Your task — Set down every record below exactly as it stands.

(Beginning of Available data)

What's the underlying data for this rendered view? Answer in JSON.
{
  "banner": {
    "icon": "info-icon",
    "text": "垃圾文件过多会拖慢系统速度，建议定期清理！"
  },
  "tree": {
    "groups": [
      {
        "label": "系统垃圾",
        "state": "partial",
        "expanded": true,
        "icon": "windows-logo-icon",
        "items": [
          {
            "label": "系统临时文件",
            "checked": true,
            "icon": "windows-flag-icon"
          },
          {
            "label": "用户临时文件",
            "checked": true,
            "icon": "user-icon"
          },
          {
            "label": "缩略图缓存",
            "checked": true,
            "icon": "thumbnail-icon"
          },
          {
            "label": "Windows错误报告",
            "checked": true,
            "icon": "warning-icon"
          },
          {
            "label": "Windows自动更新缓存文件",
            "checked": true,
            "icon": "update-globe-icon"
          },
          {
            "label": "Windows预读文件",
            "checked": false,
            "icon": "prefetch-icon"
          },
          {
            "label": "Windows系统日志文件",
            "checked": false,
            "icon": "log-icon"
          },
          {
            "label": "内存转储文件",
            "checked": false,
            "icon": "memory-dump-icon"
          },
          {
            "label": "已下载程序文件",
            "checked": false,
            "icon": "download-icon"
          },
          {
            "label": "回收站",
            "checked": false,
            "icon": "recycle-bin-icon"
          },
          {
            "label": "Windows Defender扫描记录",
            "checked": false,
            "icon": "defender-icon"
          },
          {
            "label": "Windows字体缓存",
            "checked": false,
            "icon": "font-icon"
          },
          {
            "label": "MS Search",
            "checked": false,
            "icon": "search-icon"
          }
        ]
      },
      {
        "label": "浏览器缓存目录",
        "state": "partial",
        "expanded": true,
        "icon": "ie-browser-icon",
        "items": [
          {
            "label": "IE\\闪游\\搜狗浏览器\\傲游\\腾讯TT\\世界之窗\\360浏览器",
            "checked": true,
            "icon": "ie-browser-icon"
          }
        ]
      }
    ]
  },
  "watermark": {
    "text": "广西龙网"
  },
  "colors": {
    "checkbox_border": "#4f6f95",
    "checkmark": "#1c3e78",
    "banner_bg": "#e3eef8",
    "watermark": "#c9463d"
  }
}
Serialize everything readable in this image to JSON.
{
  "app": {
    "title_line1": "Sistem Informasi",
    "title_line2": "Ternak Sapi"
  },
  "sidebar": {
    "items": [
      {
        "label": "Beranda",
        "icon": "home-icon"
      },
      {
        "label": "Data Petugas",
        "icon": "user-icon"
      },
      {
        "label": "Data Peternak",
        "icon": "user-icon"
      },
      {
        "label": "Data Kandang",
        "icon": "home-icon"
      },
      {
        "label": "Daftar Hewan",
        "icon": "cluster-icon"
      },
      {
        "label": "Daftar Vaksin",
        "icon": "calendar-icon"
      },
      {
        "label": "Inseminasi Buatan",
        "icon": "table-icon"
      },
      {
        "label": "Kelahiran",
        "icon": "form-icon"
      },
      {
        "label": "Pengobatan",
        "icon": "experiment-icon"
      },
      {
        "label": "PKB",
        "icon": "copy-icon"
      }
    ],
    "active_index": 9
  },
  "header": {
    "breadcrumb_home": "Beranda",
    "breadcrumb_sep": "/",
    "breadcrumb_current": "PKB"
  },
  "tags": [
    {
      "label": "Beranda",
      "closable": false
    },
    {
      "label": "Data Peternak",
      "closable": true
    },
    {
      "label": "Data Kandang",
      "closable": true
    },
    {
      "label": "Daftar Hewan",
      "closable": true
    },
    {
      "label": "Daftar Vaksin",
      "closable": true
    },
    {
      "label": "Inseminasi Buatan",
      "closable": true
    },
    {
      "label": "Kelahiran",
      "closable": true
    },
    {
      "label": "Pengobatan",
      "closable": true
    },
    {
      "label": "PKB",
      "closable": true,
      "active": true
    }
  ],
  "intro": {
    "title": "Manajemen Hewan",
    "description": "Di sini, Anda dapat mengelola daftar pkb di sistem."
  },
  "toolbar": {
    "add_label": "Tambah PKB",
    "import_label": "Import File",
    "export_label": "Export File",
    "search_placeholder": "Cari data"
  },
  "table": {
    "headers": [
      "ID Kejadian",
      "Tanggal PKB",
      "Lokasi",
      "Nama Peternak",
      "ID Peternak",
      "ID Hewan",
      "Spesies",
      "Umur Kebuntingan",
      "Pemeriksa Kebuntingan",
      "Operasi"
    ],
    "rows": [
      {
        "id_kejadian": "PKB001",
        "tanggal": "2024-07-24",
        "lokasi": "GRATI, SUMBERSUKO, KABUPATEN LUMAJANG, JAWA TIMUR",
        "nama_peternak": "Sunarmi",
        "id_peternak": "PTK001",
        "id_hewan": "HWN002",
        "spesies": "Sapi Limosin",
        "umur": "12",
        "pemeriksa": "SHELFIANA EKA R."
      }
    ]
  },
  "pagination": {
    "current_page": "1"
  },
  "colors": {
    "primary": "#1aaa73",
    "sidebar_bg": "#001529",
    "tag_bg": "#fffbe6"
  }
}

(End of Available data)

Result of the exercise —
What's the underlying data for this rendered view? Answer in JSON.
{
  "banner": {
    "icon": "info-icon",
    "text": "垃圾文件过多会拖慢系统速度，建议定期清理！"
  },
  "tree": {
    "groups": [
      {
        "label": "系统垃圾",
        "state": "partial",
        "expanded": true,
        "icon": "windows-logo-icon",
        "items": [
          {
            "label": "系统临时文件",
            "checked": true,
            "icon": "windows-flag-icon"
          },
          {
            "label": "用户临时文件",
            "checked": true,
            "icon": "user-icon"
          },
          {
            "label": "缩略图缓存",
            "checked": true,
            "icon": "thumbnail-icon"
          },
          {
            "label": "Windows错误报告",
            "checked": true,
            "icon": "warning-icon"
          },
          {
            "label": "Windows自动更新缓存文件",
            "checked": true,
            "icon": "update-globe-icon"
          },
          {
            "label": "Windows预读文件",
            "checked": false,
            "icon": "prefetch-icon"
          },
          {
            "label": "Windows系统日志文件",
            "checked": false,
            "icon": "log-icon"
          },
          {
            "label": "内存转储文件",
            "checked": false,
            "icon": "memory-dump-icon"
          },
          {
            "label": "已下载程序文件",
            "checked": false,
            "icon": "download-icon"
          },
          {
            "label": "回收站",
            "checked": false,
            "icon": "recycle-bin-icon"
          },
          {
            "label": "Windows Defender扫描记录",
            "checked": false,
            "icon": "defender-icon"
          },
          {
            "label": "Windows字体缓存",
            "checked": false,
            "icon": "font-icon"
          },
          {
            "label": "MS Search",
            "checked": false,
            "icon": "search-icon"
          }
        ]
      },
      {
        "label": "浏览器缓存目录",
        "state": "partial",
        "expanded": true,
        "icon": "ie-browser-icon",
        "items": [
          {
            "label": "IE\\闪游\\搜狗浏览器\\傲游\\腾讯TT\\世界之窗\\360浏览器",
            "checked": true,
            "icon": "ie-browser-icon"
          }
        ]
      }
    ]
  },
  "watermark": {
    "text": "广西龙网"
  },
  "colors": {
    "checkbox_border": "#4f6f95",
    "checkmark": "#1c3e78",
    "banner_bg": "#e3eef8",
    "watermark": "#c9463d"
  }
}
Serialize everything readable in this image to JSON.
{
  "app": {
    "title_line1": "Sistem Informasi",
    "title_line2": "Ternak Sapi"
  },
  "sidebar": {
    "items": [
      {
        "label": "Beranda",
        "icon": "home-icon"
      },
      {
        "label": "Data Petugas",
        "icon": "user-icon"
      },
      {
        "label": "Data Peternak",
        "icon": "user-icon"
      },
      {
        "label": "Data Kandang",
        "icon": "home-icon"
      },
      {
        "label": "Daftar Hewan",
        "icon": "cluster-icon"
      },
      {
        "label": "Daftar Vaksin",
        "icon": "calendar-icon"
      },
      {
        "label": "Inseminasi Buatan",
        "icon": "table-icon"
      },
      {
        "label": "Kelahiran",
        "icon": "form-icon"
      },
      {
        "label": "Pengobatan",
        "icon": "experiment-icon"
      },
      {
        "label": "PKB",
        "icon": "copy-icon"
      }
    ],
    "active_index": 9
  },
  "header": {
    "breadcrumb_home": "Beranda",
    "breadcrumb_sep": "/",
    "breadcrumb_current": "PKB"
  },
  "tags": [
    {
      "label": "Beranda",
      "closable": false
    },
    {
      "label": "Data Peternak",
      "closable": true
    },
    {
      "label": "Data Kandang",
      "closable": true
    },
    {
      "label": "Daftar Hewan",
      "closable": true
    },
    {
      "label": "Daftar Vaksin",
      "closable": true
    },
    {
      "label": "Inseminasi Buatan",
      "closable": true
    },
    {
      "label": "Kelahiran",
      "closable": true
    },
    {
      "label": "Pengobatan",
      "closable": true
    },
    {
      "label": "PKB",
      "closable": true,
      "active": true
    }
  ],
  "intro": {
    "title": "Manajemen Hewan",
    "description": "Di sini, Anda dapat mengelola daftar pkb di sistem."
  },
  "toolbar": {
    "add_label": "Tambah PKB",
    "import_label": "Import File",
    "export_label": "Export File",
    "search_placeholder": "Cari data"
  },
  "table": {
    "headers": [
      "ID Kejadian",
      "Tanggal PKB",
      "Lokasi",
      "Nama Peternak",
      "ID Peternak",
      "ID Hewan",
      "Spesies",
      "Umur Kebuntingan",
      "Pemeriksa Kebuntingan",
      "Operasi"
    ],
    "rows": [
      {
        "id_kejadian": "PKB001",
        "tanggal": "2024-07-24",
        "lokasi": "GRATI, SUMBERSUKO, KABUPATEN LUMAJANG, JAWA TIMUR",
        "nama_peternak": "Sunarmi",
        "id_peternak": "PTK001",
        "id_hewan": "HWN002",
        "spesies": "Sapi Limosin",
        "umur": "12",
        "pemeriksa": "SHELFIANA EKA R."
      }
    ]
  },
  "pagination": {
    "current_page": "1"
  },
  "colors": {
    "primary": "#1aaa73",
    "sidebar_bg": "#001529",
    "tag_bg": "#fffbe6"
  }
}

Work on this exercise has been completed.